Chronic Lyme conspiracy theories spread to Turkey

Turkish media spread a fake diagnosis

The media play a significant role in spreading false and misleading claims about Lyme disease. Media misinformation has resulted in unnecessary “Lyme anxiety” and numerous false Lyme diagnoses.

The well-meaning attempts by journalists to raise awareness of patients claiming to suffer from “Chronic Lyme Disease” has helped to spread the fake diagnosis.

Given that chronic Lyme conspiracy theories have popped up in many countries, the false narrative of “chronic Lyme” would seem to be a compelling one.

In Australia, there is no Lyme disease, but there are “Lyme literate” quacks and thousands of chronic Lyme believers. In a review of comments on a government inquiry, 10% of respondents had self-diagnosed after viewing a media report on Australian Lyme disease.

Istanbul skyline

A single quack is largely responsible

Using machine translation, LymeScience performed a brief review in November 2018 of Turkish media.

It appears that Barbaros Çetin—a biology professor—is responsible for much of the hysteria. One article called him “Turkey’s Lyme Man”.

The “Lyme Man” has been spreading many lies about Lyme disease. An article featuring Çetin absurdly claimed:

  • 7-10 million people in Turkey have Lyme disease.
  • 25 million people in America have Lyme disease.  (No, CDC estimates ~300,000 cases annually but it’s a curable infection regardless.)
  • Lyme disease mimics 350 diseases. (No, Lyme can be distinguished using well-established methods.)
  • Lyme disease is spread via fleas and mosquitos. (No, it is only spread by Ixodes ticks.)
  • Lyme disease is a “silent killer within us” (No, it almost never kills and is easy to detect.)

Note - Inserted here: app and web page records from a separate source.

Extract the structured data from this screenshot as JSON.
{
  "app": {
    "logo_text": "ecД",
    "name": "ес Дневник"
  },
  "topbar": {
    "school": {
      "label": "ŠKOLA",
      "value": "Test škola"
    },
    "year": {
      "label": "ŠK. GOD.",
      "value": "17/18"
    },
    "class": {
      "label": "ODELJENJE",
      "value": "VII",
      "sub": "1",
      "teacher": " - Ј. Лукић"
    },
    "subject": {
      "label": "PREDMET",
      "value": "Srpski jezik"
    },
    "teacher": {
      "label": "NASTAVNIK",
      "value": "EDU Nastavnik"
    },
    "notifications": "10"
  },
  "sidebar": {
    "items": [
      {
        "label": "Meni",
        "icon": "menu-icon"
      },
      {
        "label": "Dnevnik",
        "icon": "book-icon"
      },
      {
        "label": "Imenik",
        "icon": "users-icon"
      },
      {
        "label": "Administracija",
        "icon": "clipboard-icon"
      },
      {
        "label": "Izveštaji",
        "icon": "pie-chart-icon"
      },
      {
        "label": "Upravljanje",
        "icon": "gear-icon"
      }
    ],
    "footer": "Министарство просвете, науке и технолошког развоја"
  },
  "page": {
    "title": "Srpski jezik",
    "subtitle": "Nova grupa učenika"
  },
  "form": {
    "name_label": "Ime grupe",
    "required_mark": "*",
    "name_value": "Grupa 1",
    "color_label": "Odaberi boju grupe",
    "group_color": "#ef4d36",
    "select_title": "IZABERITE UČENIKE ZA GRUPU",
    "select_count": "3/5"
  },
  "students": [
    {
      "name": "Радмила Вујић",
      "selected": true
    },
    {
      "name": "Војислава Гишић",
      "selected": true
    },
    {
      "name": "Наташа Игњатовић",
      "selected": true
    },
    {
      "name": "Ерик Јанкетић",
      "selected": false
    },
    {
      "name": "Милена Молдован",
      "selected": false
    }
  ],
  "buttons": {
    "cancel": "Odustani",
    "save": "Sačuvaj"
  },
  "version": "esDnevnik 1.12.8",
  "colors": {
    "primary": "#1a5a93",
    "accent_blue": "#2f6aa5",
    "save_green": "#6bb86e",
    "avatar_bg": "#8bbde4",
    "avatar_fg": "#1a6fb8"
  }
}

Even crazier, Çetin reportedly called Lyme disease a bigger threat than AIDS. AIDS is caused by the HIV virus, which is still incurable.

Çetin founded Turkey’s first Lyme disease association. Like Lyme conspiracy theorist groups in other countries, Çetin’s group pretends to be a real medical organization.

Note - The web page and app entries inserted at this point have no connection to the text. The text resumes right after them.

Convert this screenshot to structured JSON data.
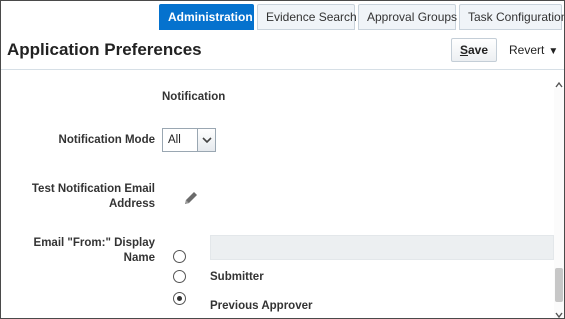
{
  "tabs": [
    {
      "label": "Administration",
      "active": true
    },
    {
      "label": "Evidence Search",
      "active": false
    },
    {
      "label": "Approval Groups",
      "active": false
    },
    {
      "label": "Task Configuration",
      "active": false
    }
  ],
  "header": {
    "title": "Application Preferences",
    "save_prefix": "",
    "save_mnemonic": "S",
    "save_suffix": "ave",
    "revert_label": "Revert"
  },
  "form": {
    "section_label": "Notification",
    "notification_mode": {
      "label": "Notification Mode",
      "value": "All"
    },
    "test_email": {
      "label": "Test Notification Email Address"
    },
    "email_from": {
      "label": "Email \"From:\" Display Name",
      "value": "",
      "options": [
        {
          "label": "",
          "selected": false
        },
        {
          "label": "Submitter",
          "selected": false
        },
        {
          "label": "Previous Approver",
          "selected": true
        }
      ]
    }
  },
  "colors": {
    "accent": "#0572ce",
    "tab_bg": "#f0f4f8",
    "input_disabled": "#eceff1"
  },
  "icons": {
    "edit": "pencil-icon",
    "dropdown": "chevron-down-icon",
    "revert_menu": "caret-down-icon"
  }
}
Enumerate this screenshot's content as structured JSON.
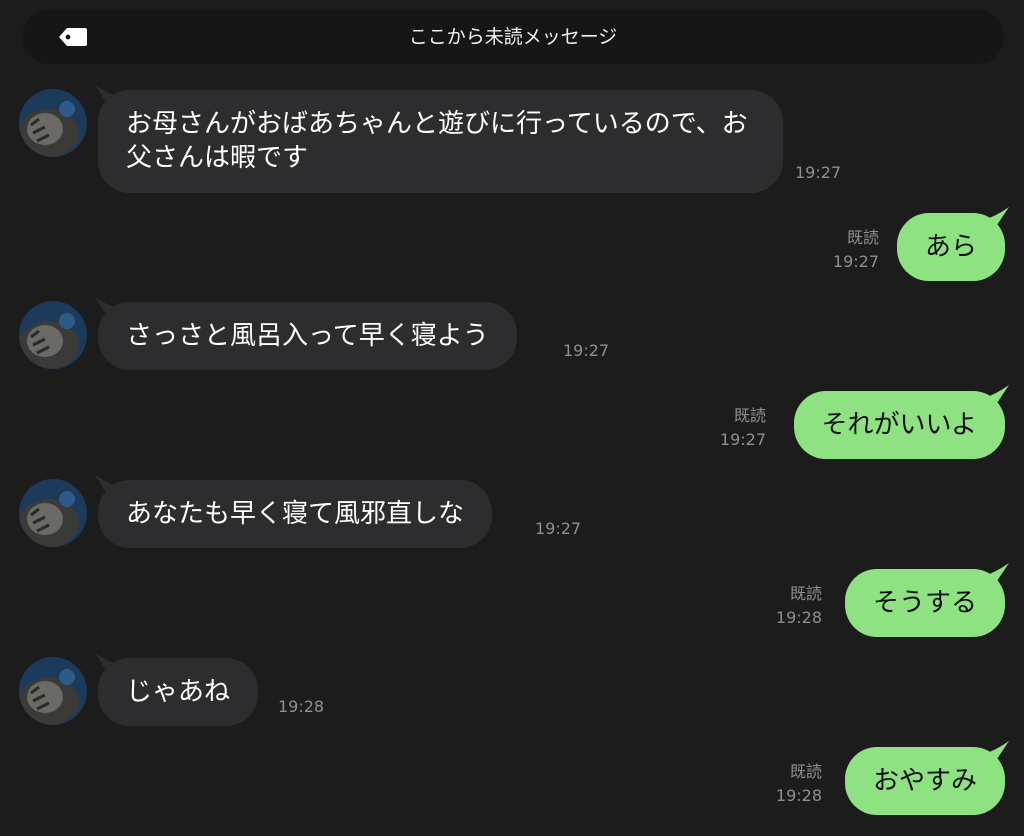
{
  "unread_bar": {
    "label": "ここから未読メッセージ",
    "icon": "tag-icon"
  },
  "colors": {
    "background": "#1c1c1d",
    "incoming_bubble": "#2d2d2f",
    "outgoing_bubble": "#8fe282",
    "meta_text": "#8f8f8f"
  },
  "messages": [
    {
      "direction": "in",
      "text": "お母さんがおばあちゃんと遊びに行っているので、お父さんは暇です",
      "time": "19:27"
    },
    {
      "direction": "out",
      "text": "あら",
      "read": "既読",
      "time": "19:27"
    },
    {
      "direction": "in",
      "text": "さっさと風呂入って早く寝よう",
      "time": "19:27"
    },
    {
      "direction": "out",
      "text": "それがいいよ",
      "read": "既読",
      "time": "19:27"
    },
    {
      "direction": "in",
      "text": "あなたも早く寝て風邪直しな",
      "time": "19:27"
    },
    {
      "direction": "out",
      "text": "そうする",
      "read": "既読",
      "time": "19:28"
    },
    {
      "direction": "in",
      "text": "じゃあね",
      "time": "19:28"
    },
    {
      "direction": "out",
      "text": "おやすみ",
      "read": "既読",
      "time": "19:28"
    }
  ]
}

It’s incredible how a single conspiracy theorist can be responsible for so much chaos. This phenomenon, whereby a single quack manufactures an outbreak of chronic Lyme disease, has been seen in other regions.

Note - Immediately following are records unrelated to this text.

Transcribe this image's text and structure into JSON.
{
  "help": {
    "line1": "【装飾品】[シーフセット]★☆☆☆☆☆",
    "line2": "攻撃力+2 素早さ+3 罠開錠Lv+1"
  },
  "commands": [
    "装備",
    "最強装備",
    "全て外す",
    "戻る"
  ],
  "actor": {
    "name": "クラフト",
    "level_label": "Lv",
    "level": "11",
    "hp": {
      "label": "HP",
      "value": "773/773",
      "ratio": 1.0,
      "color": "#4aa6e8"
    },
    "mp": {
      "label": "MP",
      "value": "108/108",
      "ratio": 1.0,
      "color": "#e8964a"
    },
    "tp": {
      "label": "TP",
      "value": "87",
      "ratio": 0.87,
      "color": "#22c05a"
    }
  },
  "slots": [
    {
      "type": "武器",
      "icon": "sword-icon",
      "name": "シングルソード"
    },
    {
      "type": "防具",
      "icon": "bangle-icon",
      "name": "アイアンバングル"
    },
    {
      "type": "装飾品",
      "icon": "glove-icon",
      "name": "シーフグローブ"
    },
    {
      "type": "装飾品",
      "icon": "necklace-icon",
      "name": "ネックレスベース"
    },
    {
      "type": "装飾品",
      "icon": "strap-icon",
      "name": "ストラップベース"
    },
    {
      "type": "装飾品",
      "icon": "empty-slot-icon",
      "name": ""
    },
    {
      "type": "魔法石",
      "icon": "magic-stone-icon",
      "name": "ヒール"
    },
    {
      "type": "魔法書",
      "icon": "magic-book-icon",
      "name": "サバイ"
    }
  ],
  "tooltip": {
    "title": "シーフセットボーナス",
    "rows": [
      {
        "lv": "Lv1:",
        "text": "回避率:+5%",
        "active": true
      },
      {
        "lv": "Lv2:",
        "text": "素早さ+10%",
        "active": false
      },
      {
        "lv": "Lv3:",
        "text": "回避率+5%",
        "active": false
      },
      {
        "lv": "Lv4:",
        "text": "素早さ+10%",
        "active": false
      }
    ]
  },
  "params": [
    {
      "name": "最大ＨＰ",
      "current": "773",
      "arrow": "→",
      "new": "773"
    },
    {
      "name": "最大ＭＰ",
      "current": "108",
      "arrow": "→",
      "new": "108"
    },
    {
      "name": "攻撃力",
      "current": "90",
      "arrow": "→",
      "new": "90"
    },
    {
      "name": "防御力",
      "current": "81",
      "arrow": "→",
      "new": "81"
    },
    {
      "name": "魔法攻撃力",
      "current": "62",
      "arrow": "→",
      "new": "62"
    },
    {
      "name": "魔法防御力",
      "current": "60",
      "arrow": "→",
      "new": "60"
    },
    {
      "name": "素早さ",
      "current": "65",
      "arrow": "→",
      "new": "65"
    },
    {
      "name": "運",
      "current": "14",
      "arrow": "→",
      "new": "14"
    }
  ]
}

In France, an analysis of media coverage of Lyme disease noted the prominence of Christian Perronne—an ILADS-associated quack. Perronne had been featured in 22 of the 49 articles (45%) about Lyme disease since 2014 even though his beliefs fly in the face of settled science.

Scientists investigate questionable claims

In a 2018 conference abstract entitled “Lyme in Turkey: underestimated or over-diagnosed?”, scientists in Turkey noted media reports claiming millions of patients with Lyme disease (also known as Lyme borreliosis, LB) in Turkey.

To determine whether the claims of millions of Lyme cases in Turkey were plausible, the Turkish scientists performed an exhaustive search of the scientific literature between 1990 and 2017.

Lyme disease can be contracted in Turkey, but it is not common, and of course it is treatable. The scientists found 6.7% tested ticks harbored Borrelia burgdoferi.

The literature review also found case reports of Lyme borreliosis and found some people test positive for Lyme antibodies. Only 77 Lyme cases were identified, of which 34 cases could be confirmed.

The Turkish scientists concluded:

  • We could not find evidence that would support the exaggerated number of cases presented by media.
  • Diagnosing Lyme Borreliosis is more problematic than its treatment.
  • Non-adherence to international guidelines and overdiagnosis of Lyme Borreliosis by clinicians is the major problem.


ECCMID 2018 Conference abstract: Lyme in Turkey: underestimated or over-diagnosed?

Önal U, et al. Systematic review of Lyme disease in Turkey. Trop Doct. 2019;49(3):165-170.

Yıldız AB, et al. Discrepancy between IDSA and ESGBOR in Lyme disease: Individual participant meta-analysis in Türkiye. Zoonoses Public Health. 2024.

Önal U, et al. Is there a role for dark field microscopy in the diagnosis of Lyme disease? A narrative review. Infect Dis Clin Microbiol. 2023;4:281-6.

Istanbul skyline photo cc-2.0 Ben Morlok